While it had a reputation for being fast and reliable, Context was also controversial. Engineers bristled at having to learn a programming language only used at The Times. Only a few learned enough to help add new features or extend its abilities. Recruiting new engineers was sometimes a challenge because candidates had to accept that they were joining an organization with a homegrown programming language and build system. Looking back, Damens and Karlin regret not picking an existing syntax of a language, like PHP, to make it easier to adopt.

Context probably would have been phased out quickly were it not for another personalization challenge that required its speed. This time the problem was ads. Later in 2001, Zip-code targeted ads were slowing down the site and by this time Context had credibility as a fast and reliable solution. Damens and Karlin were called in to help.

They used Context to create a fast ad server called AdX, which used regular expressions to match ad slots according to targeting parameters for each ad campaign. The regular expressions ran against metadata in the page (such as a reader’s zip code and what section of the paper they were visiting) to target ads to specific users. AdX also kept track of how frequently ads were shown so it could manage overall ad inventory.

All of this was able to run on the existing servers of The Times.

By the end of 2001, Context was powering nearly all pages and advertising for The Times. It went on to serve more than a decade in this capacity, seeing the transition from a supplement to the printed newspaper, to the way most readers consume The Times.

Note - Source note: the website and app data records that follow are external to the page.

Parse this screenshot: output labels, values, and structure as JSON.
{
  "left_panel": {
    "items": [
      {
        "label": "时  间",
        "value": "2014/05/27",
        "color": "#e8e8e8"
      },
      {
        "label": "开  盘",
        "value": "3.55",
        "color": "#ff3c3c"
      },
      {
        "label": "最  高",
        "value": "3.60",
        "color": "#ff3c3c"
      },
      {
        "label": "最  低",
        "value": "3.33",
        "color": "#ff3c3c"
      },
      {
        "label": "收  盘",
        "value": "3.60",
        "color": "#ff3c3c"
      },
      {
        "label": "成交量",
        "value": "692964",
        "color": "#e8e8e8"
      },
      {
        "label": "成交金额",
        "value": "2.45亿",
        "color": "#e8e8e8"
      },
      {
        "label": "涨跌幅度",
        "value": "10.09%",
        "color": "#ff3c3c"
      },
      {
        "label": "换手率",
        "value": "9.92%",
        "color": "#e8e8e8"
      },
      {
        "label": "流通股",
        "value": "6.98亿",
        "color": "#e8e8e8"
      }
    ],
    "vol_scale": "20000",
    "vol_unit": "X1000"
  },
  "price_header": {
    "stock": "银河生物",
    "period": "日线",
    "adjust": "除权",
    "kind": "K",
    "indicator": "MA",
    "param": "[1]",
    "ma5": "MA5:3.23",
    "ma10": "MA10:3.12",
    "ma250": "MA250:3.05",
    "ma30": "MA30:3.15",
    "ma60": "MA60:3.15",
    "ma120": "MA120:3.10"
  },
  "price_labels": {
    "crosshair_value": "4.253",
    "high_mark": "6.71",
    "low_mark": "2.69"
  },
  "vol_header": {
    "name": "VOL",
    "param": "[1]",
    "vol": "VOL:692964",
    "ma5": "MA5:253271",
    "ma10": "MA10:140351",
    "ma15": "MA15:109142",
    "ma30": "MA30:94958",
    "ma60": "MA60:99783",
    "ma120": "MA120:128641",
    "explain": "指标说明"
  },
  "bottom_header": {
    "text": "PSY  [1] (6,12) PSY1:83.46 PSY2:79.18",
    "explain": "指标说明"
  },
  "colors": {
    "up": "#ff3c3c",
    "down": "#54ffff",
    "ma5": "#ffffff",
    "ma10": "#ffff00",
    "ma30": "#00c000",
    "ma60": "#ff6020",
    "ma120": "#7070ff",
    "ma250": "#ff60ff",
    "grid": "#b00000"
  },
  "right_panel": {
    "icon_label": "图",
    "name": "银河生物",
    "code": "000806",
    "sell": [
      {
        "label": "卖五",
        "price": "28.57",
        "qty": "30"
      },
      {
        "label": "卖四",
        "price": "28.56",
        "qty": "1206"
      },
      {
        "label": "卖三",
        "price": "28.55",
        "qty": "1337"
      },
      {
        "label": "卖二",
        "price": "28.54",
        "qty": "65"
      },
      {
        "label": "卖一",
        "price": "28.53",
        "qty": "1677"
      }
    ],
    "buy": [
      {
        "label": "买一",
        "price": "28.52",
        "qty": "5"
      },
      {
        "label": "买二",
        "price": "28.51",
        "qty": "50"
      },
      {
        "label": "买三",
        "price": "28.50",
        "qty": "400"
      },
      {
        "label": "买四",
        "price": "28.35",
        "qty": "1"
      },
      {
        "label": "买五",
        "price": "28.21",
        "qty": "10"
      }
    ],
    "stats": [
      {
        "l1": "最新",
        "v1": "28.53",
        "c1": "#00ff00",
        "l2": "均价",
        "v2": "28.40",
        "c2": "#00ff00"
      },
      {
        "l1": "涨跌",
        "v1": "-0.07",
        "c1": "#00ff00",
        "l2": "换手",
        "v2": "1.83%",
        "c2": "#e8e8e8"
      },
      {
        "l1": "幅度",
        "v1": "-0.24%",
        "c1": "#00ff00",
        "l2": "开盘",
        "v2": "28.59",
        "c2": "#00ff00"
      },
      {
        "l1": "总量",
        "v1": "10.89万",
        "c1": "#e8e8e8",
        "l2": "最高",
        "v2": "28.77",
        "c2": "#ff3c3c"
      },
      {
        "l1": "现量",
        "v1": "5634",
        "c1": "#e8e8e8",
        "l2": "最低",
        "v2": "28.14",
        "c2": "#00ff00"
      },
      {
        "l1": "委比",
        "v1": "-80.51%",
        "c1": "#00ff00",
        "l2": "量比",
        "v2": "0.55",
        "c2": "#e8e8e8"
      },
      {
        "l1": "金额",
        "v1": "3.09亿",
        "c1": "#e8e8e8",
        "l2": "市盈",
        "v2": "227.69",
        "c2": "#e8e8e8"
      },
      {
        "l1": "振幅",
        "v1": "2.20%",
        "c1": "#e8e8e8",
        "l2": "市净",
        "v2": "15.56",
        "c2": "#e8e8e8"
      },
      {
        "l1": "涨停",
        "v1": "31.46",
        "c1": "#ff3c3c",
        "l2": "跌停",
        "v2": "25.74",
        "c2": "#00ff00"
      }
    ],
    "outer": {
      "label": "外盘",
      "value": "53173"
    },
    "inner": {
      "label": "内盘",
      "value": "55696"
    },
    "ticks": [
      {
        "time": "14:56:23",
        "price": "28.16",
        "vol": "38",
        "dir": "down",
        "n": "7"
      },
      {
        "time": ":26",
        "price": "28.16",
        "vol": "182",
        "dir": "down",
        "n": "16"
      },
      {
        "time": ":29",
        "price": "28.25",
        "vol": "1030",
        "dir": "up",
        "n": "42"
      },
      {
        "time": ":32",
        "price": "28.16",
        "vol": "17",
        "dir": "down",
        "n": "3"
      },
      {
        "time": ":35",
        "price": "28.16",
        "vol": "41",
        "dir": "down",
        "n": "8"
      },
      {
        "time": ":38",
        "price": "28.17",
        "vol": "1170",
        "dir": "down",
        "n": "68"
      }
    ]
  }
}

It survived traffic surges during elections and major news events. AdX expanded to serve increasingly sophisticated targeting, including marketing messages on the site.

With all that Context did at The Times, it never ventured outside the walls of the building; it was never open sourced or sold. The years that Context was the most creative and powerful as a system were long before The Times had a culture that embraced open source.

But perhaps that isolation helped keep it alive until earlier last year. With only a handful of contributors, the language was spared being pulled in different design directions. Fewer than a dozen engineers knew how the build system worked. Maybe a hundred engineers learned to ever write Context code. Without a large community of engineers, Context was spared from the drag that new features can add to a system, which meant it stayed small, nimble and able to scale to meet the growing traffic of The Times for a decade after its creation.

As the last files of nytimes.com were rewritten using newer technologies, Context disappeared entirely from The Times. While the language could have grown into something larger had it been open sourced, it instead served to help The Times find its footing on the internet. Damens and Karlin were right: The Times news offerings have expanded from a static website to include apps and more personalized features.

But one thing has stayed the same: readers can still find a link to their username on the homepage.